Provided records Block Start

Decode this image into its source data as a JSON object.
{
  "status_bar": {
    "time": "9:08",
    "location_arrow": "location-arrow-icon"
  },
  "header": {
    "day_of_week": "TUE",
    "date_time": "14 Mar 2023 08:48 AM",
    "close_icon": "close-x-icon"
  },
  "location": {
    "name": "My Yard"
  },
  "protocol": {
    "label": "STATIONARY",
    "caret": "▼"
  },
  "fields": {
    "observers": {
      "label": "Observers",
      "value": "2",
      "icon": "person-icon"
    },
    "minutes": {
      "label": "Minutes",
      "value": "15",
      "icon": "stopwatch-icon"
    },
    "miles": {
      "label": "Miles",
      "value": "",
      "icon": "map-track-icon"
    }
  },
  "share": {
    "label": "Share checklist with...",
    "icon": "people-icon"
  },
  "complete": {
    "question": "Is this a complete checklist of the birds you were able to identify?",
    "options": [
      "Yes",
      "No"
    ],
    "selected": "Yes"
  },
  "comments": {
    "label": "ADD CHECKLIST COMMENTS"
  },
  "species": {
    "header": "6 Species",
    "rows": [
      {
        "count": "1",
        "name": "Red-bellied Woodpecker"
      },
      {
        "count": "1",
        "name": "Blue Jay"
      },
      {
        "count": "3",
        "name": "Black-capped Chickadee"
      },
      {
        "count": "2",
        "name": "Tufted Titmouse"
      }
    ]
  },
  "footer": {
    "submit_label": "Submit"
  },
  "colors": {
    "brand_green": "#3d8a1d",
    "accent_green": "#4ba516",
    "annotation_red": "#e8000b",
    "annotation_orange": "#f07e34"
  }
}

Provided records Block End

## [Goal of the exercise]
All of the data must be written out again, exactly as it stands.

## [Exercise result]
Decode this image into its source data as a JSON object.
{
  "status_bar": {
    "time": "9:08",
    "location_arrow": "location-arrow-icon"
  },
  "header": {
    "day_of_week": "TUE",
    "date_time": "14 Mar 2023 08:48 AM",
    "close_icon": "close-x-icon"
  },
  "location": {
    "name": "My Yard"
  },
  "protocol": {
    "label": "STATIONARY",
    "caret": "▼"
  },
  "fields": {
    "observers": {
      "label": "Observers",
      "value": "2",
      "icon": "person-icon"
    },
    "minutes": {
      "label": "Minutes",
      "value": "15",
      "icon": "stopwatch-icon"
    },
    "miles": {
      "label": "Miles",
      "value": "",
      "icon": "map-track-icon"
    }
  },
  "share": {
    "label": "Share checklist with...",
    "icon": "people-icon"
  },
  "complete": {
    "question": "Is this a complete checklist of the birds you were able to identify?",
    "options": [
      "Yes",
      "No"
    ],
    "selected": "Yes"
  },
  "comments": {
    "label": "ADD CHECKLIST COMMENTS"
  },
  "species": {
    "header": "6 Species",
    "rows": [
      {
        "count": "1",
        "name": "Red-bellied Woodpecker"
      },
      {
        "count": "1",
        "name": "Blue Jay"
      },
      {
        "count": "3",
        "name": "Black-capped Chickadee"
      },
      {
        "count": "2",
        "name": "Tufted Titmouse"
      }
    ]
  },
  "footer": {
    "submit_label": "Submit"
  },
  "colors": {
    "brand_green": "#3d8a1d",
    "accent_green": "#4ba516",
    "annotation_red": "#e8000b",
    "annotation_orange": "#f07e34"
  }
}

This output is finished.